#### Exercise description:
Retype every record exactly. Skip the images.

#### Input data:
• • • •

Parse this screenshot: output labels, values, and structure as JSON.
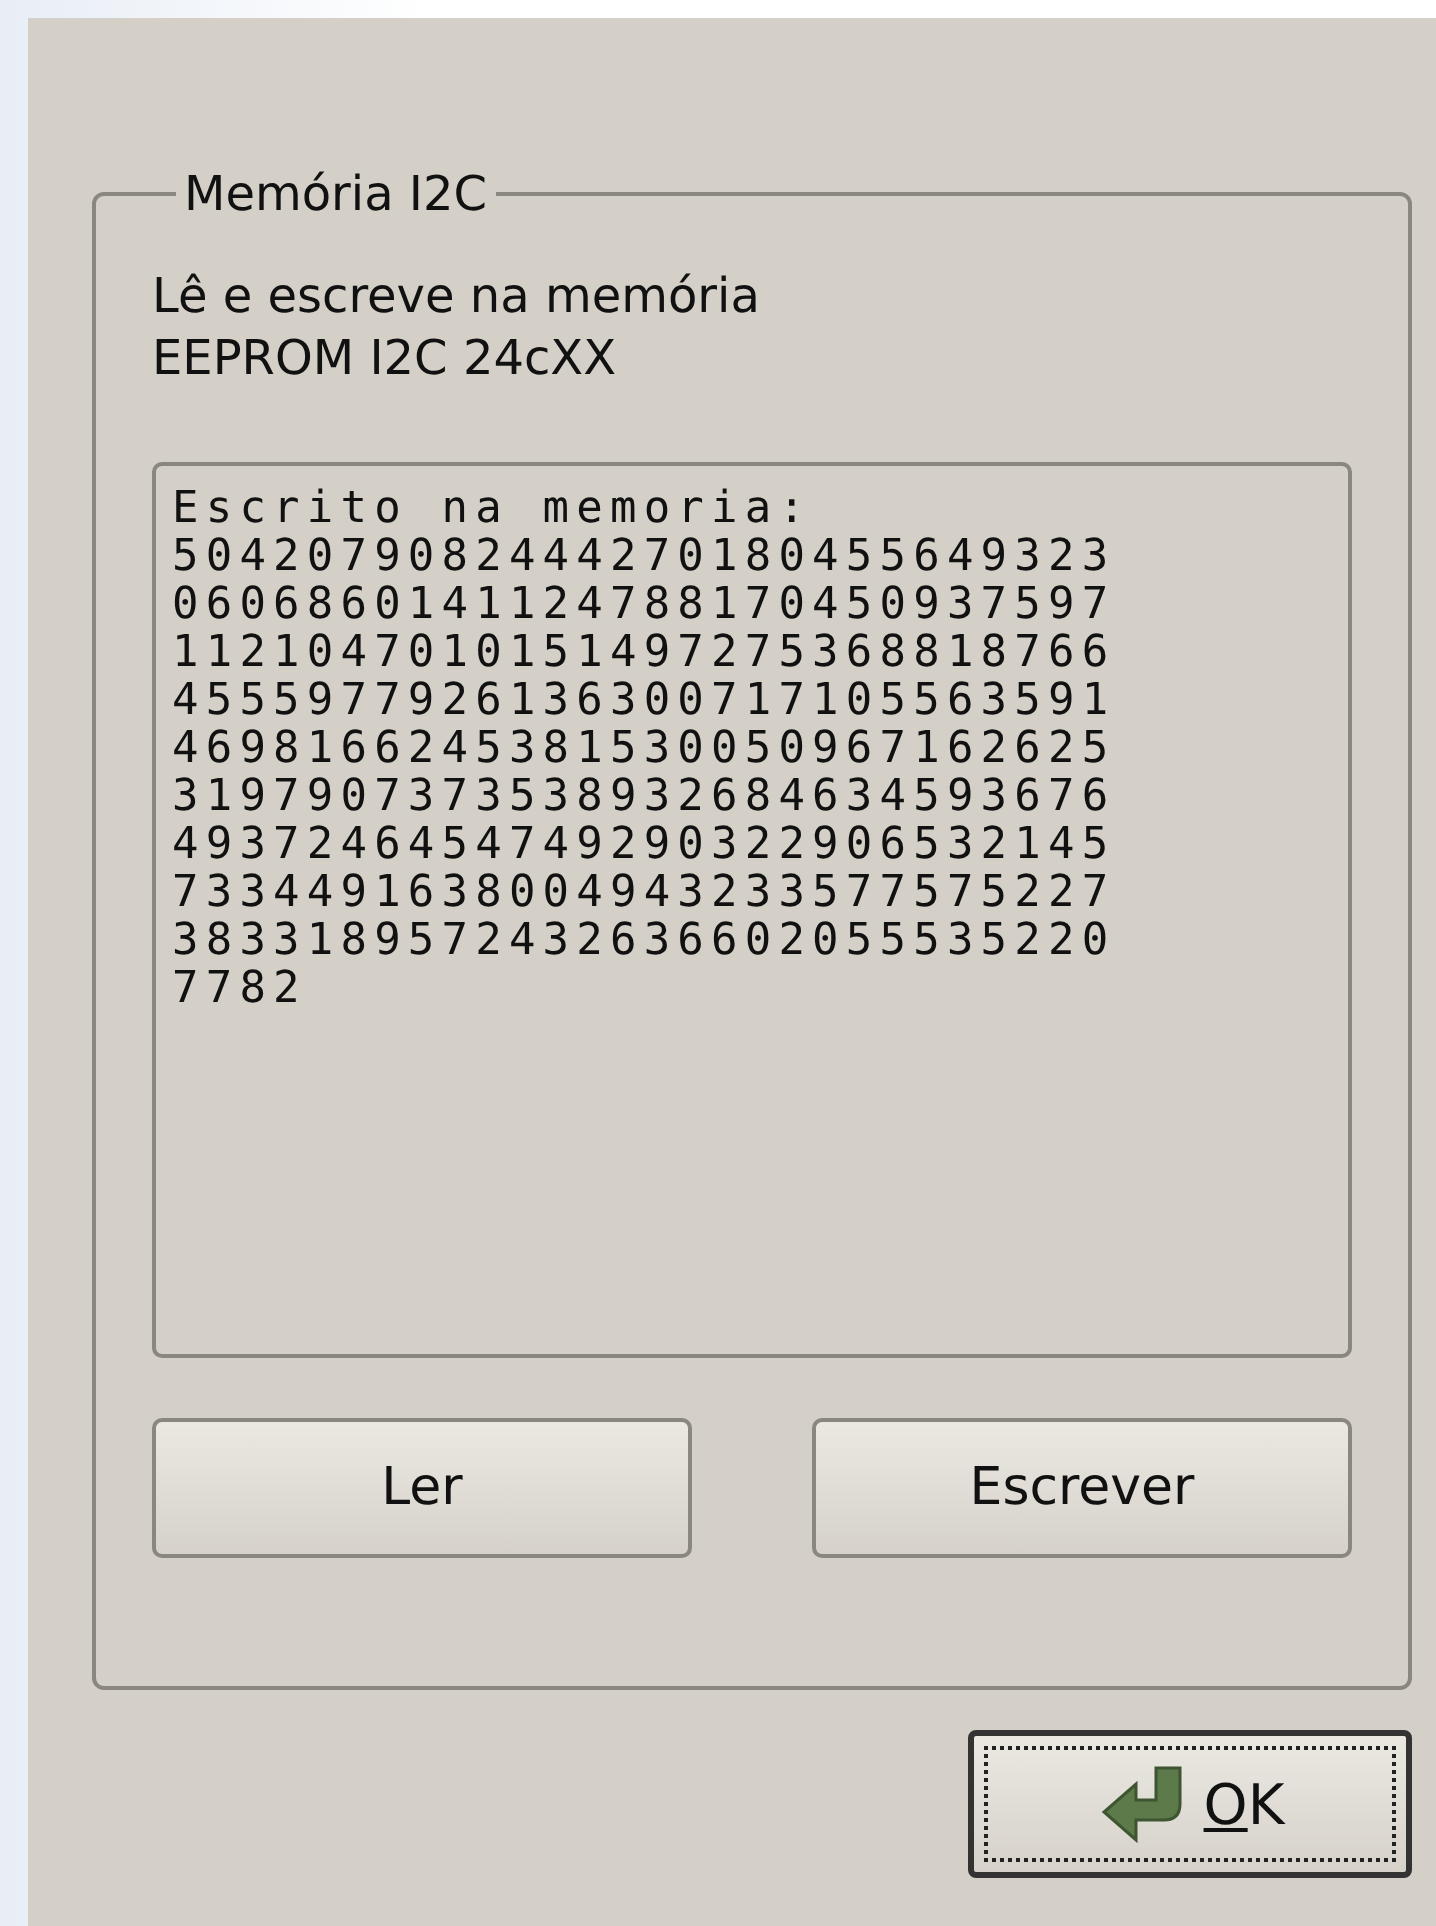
{
  "group": {
    "title": "Memória I2C"
  },
  "description": "Lê e escreve na memória EEPROM I2C 24cXX",
  "memory_text": {
    "lines": [
      "Escrito na memoria:",
      "5042079082444270180455649323",
      "0606860141124788170450937597",
      "1121047010151497275368818766",
      "4555977926136300717105563591",
      "4698166245381530050967162625",
      "3197907373538932684634593676",
      "4937246454749290322906532145",
      "7334491638004943233577575227",
      "3833189572432636602055535220",
      "7782"
    ]
  },
  "buttons": [
    {
      "label": "Ler"
    },
    {
      "label": "Escrever"
    }
  ],
  "ok_button": {
    "label": "OK"
  }
}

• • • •

#### Task response:
Parse this screenshot: output labels, values, and structure as JSON.
{
  "group": {
    "title": "Memória I2C"
  },
  "description": "Lê e escreve na memória EEPROM I2C 24cXX",
  "memory_text": {
    "lines": [
      "Escrito na memoria:",
      "5042079082444270180455649323",
      "0606860141124788170450937597",
      "1121047010151497275368818766",
      "4555977926136300717105563591",
      "4698166245381530050967162625",
      "3197907373538932684634593676",
      "4937246454749290322906532145",
      "7334491638004943233577575227",
      "3833189572432636602055535220",
      "7782"
    ]
  },
  "buttons": [
    {
      "label": "Ler"
    },
    {
      "label": "Escrever"
    }
  ],
  "ok_button": {
    "label": "OK"
  }
}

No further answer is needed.